Lights, music, seismology launch Campanile centennial celebration

Lights and ethereal music met history, technology and seismology Tuesday night in the kickoff to the Campanile’s centennial celebration, as the iconic tower at the center of campus became, for 30 memorable minutes, the center of attention as well.

Those 30 minutes came in the form of three 10-minute performances that observers — standing, sitting or lying on their backs by the Bancroft Library — could see, hear and capture on smartphones. As the Campanile’s north and west walls took turns flashing a dazzling white light beneath overcast skies and a full moon, the campus reverberated with the music of recorded and live bells, the entire show modulated in real time by data from the UC Berkeley seismometer inside the nearby Hayward Fault.

Ken Goldberg and crowd

Ken Goldberg (right, in wool cap), an artist, professor and co-founder of the Berkeley Center for New Media, breaks down the idea and the technology behind Tuesday’s installation and performance. (UC Berkeley photo by Keegan Houser)

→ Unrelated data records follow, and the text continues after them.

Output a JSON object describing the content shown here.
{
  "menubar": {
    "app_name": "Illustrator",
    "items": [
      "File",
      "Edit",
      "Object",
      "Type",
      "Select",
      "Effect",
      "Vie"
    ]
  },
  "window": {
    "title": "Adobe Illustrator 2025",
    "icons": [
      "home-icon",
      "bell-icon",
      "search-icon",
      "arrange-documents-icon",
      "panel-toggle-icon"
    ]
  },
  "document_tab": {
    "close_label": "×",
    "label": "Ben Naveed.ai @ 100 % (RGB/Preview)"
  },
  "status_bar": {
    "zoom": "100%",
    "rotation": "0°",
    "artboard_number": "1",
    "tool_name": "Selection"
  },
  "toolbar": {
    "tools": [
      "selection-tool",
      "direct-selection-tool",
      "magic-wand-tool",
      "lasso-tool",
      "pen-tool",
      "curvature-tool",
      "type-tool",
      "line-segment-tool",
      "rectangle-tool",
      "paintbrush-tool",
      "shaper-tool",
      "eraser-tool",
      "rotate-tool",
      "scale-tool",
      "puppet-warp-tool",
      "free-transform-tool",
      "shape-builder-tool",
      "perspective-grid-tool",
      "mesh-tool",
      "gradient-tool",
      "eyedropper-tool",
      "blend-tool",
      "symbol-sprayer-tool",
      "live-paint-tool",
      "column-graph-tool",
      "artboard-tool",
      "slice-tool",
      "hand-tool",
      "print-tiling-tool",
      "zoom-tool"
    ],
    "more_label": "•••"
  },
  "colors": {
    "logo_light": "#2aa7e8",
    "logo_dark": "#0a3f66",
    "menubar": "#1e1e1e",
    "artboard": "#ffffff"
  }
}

The installation — a collaboration that involved the Berkeley Center for New Media, the Center for New Music and Audio Technologies, the Department of Music, the UC Berkeley Seismological Laboratory and Meyer Sound, under the leadership of BCNM’s Greg Niemeyer and Ken Goldberg, CNMAT’s Ed Campion and the Seismo Lab’s Peggy Hellweg — bore the title Natural Frequencies, a reference to “the response of structures and systems to external forces.”

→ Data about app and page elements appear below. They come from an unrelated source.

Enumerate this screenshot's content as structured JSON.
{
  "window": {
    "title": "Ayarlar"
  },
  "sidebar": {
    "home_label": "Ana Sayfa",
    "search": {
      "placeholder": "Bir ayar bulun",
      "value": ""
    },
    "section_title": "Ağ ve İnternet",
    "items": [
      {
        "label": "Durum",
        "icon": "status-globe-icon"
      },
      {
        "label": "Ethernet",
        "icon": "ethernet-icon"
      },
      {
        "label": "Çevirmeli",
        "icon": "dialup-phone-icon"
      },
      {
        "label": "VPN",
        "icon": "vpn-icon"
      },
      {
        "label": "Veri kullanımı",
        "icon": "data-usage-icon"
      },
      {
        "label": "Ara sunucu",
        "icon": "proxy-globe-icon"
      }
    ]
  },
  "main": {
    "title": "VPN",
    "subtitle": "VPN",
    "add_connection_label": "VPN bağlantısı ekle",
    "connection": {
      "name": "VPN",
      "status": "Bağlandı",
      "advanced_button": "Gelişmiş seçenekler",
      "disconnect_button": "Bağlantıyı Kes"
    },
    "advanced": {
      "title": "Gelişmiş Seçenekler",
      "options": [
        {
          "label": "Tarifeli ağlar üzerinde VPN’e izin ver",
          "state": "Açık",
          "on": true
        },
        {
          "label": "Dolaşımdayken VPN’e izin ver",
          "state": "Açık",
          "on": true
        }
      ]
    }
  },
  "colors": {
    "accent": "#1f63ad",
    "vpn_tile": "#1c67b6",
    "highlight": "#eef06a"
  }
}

Based on real-time seismological data, lights pulsed at varying intensities and synthesized bells rang out in three 10-minute stretches to the live, otherworldly accompaniment of University Carillonist Jeff Davis and graduate student Tiffany Ng.

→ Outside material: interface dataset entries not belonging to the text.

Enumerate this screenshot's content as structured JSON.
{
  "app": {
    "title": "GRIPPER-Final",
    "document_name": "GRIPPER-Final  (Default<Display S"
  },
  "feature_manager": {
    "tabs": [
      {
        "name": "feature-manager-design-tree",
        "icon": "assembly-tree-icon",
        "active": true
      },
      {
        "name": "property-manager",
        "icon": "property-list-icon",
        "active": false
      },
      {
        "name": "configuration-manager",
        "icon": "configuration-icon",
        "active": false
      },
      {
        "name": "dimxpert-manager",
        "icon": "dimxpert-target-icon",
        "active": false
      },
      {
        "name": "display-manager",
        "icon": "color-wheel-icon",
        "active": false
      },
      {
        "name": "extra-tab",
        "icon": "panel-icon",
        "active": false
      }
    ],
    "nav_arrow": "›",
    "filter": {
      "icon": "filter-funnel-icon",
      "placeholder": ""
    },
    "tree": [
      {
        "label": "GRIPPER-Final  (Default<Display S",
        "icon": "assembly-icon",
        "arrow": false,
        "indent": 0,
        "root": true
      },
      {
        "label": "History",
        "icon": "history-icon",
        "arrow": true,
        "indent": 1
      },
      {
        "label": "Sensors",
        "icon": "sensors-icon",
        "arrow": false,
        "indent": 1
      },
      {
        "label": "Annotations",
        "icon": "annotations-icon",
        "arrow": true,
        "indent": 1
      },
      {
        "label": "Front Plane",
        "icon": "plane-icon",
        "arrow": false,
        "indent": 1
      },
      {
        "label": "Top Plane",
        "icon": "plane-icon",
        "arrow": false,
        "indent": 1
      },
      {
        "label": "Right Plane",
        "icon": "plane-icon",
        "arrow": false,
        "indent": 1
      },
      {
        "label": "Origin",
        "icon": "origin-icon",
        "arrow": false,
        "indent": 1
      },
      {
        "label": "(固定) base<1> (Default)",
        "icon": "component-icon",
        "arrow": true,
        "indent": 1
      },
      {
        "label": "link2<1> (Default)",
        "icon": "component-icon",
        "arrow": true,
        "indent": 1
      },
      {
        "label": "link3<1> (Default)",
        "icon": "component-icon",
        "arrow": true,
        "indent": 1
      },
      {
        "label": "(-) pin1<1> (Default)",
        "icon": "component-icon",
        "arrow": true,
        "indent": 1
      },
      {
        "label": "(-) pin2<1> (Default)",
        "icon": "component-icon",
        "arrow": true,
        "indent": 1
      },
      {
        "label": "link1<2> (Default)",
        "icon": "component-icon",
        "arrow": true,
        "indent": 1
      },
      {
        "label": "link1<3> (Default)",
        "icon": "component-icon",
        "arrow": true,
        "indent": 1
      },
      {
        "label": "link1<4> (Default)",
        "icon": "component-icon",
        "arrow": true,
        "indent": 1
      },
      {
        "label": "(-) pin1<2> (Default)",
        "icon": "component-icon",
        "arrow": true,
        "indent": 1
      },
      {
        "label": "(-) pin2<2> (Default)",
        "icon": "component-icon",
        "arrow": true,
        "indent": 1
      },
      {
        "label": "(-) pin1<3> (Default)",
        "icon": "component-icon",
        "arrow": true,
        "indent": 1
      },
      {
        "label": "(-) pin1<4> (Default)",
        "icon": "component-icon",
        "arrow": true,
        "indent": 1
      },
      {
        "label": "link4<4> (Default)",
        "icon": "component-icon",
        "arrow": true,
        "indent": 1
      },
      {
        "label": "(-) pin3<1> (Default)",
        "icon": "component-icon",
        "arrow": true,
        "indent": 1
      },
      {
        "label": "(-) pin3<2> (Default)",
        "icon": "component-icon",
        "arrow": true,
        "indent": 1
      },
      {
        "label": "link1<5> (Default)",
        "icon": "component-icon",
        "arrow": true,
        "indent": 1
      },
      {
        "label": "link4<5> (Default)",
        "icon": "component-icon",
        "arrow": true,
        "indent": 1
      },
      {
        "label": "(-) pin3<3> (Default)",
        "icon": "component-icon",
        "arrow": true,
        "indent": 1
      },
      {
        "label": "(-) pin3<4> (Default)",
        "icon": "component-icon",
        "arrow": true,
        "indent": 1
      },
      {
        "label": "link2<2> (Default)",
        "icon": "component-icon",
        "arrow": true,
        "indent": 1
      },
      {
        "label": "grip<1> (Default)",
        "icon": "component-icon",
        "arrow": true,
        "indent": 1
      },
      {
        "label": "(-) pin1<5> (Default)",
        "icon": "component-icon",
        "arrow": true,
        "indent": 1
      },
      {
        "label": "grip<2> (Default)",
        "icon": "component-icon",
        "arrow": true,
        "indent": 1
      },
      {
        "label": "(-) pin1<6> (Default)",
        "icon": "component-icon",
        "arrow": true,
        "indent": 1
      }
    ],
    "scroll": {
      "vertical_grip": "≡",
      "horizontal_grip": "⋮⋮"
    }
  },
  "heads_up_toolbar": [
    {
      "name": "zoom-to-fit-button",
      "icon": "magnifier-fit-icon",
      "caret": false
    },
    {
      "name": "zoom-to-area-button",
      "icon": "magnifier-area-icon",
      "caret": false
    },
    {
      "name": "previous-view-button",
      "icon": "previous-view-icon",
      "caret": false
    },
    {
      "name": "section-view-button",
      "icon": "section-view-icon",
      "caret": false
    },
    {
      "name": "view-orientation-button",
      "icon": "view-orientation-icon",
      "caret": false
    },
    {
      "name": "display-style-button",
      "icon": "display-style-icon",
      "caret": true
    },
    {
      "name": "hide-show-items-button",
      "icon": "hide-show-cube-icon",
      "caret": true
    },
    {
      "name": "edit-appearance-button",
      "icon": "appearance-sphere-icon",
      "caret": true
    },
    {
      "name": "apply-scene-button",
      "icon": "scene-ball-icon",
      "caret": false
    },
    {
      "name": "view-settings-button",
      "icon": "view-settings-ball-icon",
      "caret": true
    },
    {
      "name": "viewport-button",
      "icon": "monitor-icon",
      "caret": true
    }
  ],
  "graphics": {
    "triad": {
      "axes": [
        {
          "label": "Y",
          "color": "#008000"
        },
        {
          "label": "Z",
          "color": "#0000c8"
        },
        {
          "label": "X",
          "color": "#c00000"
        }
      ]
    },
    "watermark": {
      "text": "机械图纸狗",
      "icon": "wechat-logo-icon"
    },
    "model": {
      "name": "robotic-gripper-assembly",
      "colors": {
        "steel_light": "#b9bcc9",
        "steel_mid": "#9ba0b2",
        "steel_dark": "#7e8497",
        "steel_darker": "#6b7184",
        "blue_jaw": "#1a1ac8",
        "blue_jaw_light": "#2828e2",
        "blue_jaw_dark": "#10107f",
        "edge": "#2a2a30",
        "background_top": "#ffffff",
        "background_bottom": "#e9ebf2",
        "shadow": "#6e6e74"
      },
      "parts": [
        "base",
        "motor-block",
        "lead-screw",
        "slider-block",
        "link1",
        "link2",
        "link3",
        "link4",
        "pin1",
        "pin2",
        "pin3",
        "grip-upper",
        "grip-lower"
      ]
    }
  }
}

To sample the evening’s festivities, see the short video above. The full, 10-minute performance is here.